Decide whether to expand the child tax credit to more low-income families.
The current Senate bill increases the child tax credit from $1,000 to $2,000 annually per child, but that mostly won’t apply to families that don’t make enough to pay income taxes.
Senators Mike Lee and Marco Rubio said they will introduce an amendment that would decrease the income level where the credit kicks in, extending the benefit to a larger number of poor families. To pay for this, the new corporate tax rate would be increased from 20 to 22 percent.
The White House said on Wednesday that it’s opposed to increasing the corporate rate to help low-income families. While some other senators said they’re open to the amendment, the Washington Post said it’s unlikely to receive enough GOP support. Democrats might help Lee and Rubio push the amendment into the bill, or GOP leaders may pressure the two senators into dropping their effort.
So will it work?
It may seem like these issues are too complex to be resolved in a matter of hours, but Republicans are tantalizingly close to passing major legislation for the first time this year, and it’s hard to see them throwing it all away over something like the size of the child tax credit, or leaving a few million people with no health coverage.
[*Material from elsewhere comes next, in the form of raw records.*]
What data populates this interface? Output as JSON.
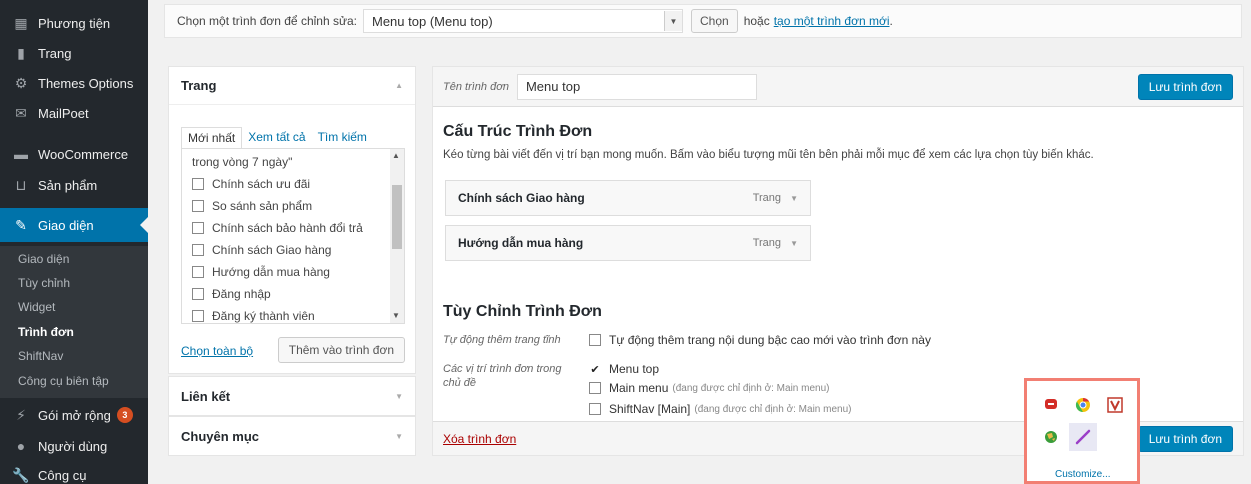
{
  "sidebar": {
    "items": [
      {
        "label": "Phương tiện",
        "icon": "media-icon"
      },
      {
        "label": "Trang",
        "icon": "pages-icon"
      },
      {
        "label": "Themes Options",
        "icon": "gear-icon"
      },
      {
        "label": "MailPoet",
        "icon": "mail-icon"
      },
      {
        "label": "WooCommerce",
        "icon": "woo-icon"
      },
      {
        "label": "Sản phẩm",
        "icon": "cart-icon"
      },
      {
        "label": "Giao diện",
        "icon": "brush-icon"
      },
      {
        "label": "Gói mở rộng",
        "icon": "plugin-icon",
        "badge": "3"
      },
      {
        "label": "Người dùng",
        "icon": "user-icon"
      },
      {
        "label": "Công cụ",
        "icon": "wrench-icon"
      }
    ],
    "submenu": [
      "Giao diện",
      "Tùy chỉnh",
      "Widget",
      "Trình đơn",
      "ShiftNav",
      "Công cụ biên tập"
    ]
  },
  "topbar": {
    "label": "Chọn một trình đơn để chỉnh sửa:",
    "selected": "Menu top (Menu top)",
    "choose_button": "Chọn",
    "or_text": "hoặc",
    "create_link": "tạo một trình đơn mới",
    "period": "."
  },
  "pages_panel": {
    "title": "Trang",
    "tabs": [
      "Mới nhất",
      "Xem tất cả",
      "Tìm kiếm"
    ],
    "truncated_row": "trong vòng 7 ngày\"",
    "rows": [
      "Chính sách ưu đãi",
      "So sánh sản phẩm",
      "Chính sách bảo hành đổi trả",
      "Chính sách Giao hàng",
      "Hướng dẫn mua hàng",
      "Đăng nhập",
      "Đăng ký thành viên"
    ],
    "select_all": "Chọn toàn bộ",
    "add_button": "Thêm vào trình đơn"
  },
  "links_panel": {
    "title": "Liên kết"
  },
  "cats_panel": {
    "title": "Chuyên mục"
  },
  "main": {
    "name_label": "Tên trình đơn",
    "name_value": "Menu top",
    "save_button": "Lưu trình đơn",
    "structure_title": "Cấu Trúc Trình Đơn",
    "structure_desc": "Kéo từng bài viết đến vị trí bạn mong muốn. Bấm vào biểu tượng mũi tên bên phải mỗi mục để xem các lựa chọn tùy biến khác.",
    "menu_items": [
      {
        "title": "Chính sách Giao hàng",
        "type": "Trang"
      },
      {
        "title": "Hướng dẫn mua hàng",
        "type": "Trang"
      }
    ],
    "settings_title": "Tùy Chỉnh Trình Đơn",
    "auto_add_label": "Tự động thêm trang tĩnh",
    "auto_add_option": "Tự động thêm trang nội dung bậc cao mới vào trình đơn này",
    "locations_label": "Các vị trí trình đơn trong chủ đề",
    "locations": [
      {
        "name": "Menu top",
        "checked": true,
        "note": ""
      },
      {
        "name": "Main menu",
        "checked": false,
        "note": "(đang được chỉ định ở: Main menu)"
      },
      {
        "name": "ShiftNav [Main]",
        "checked": false,
        "note": "(đang được chỉ định ở: Main menu)"
      }
    ],
    "delete_link": "Xóa trình đơn"
  },
  "extension_box": {
    "icons": [
      "lastpass-icon",
      "chrome-icon",
      "vivaldi-icon",
      "globe-icon",
      "pen-icon"
    ],
    "customize": "Customize..."
  },
  "colors": {
    "sidebar_bg": "#23282d",
    "accent": "#0073aa",
    "highlight_border": "#f27f73",
    "badge": "#d54e21"
  }
}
“Susan’s got a concern; it’s a real legitimate concern. Ron Johnson’s got a concern. There’s a deficit concern,” said Senator Lindsey Graham. “It’s like making a cocktail. If you’ve got to add more of this and less of that, I’m fine. Failure’s not an option.”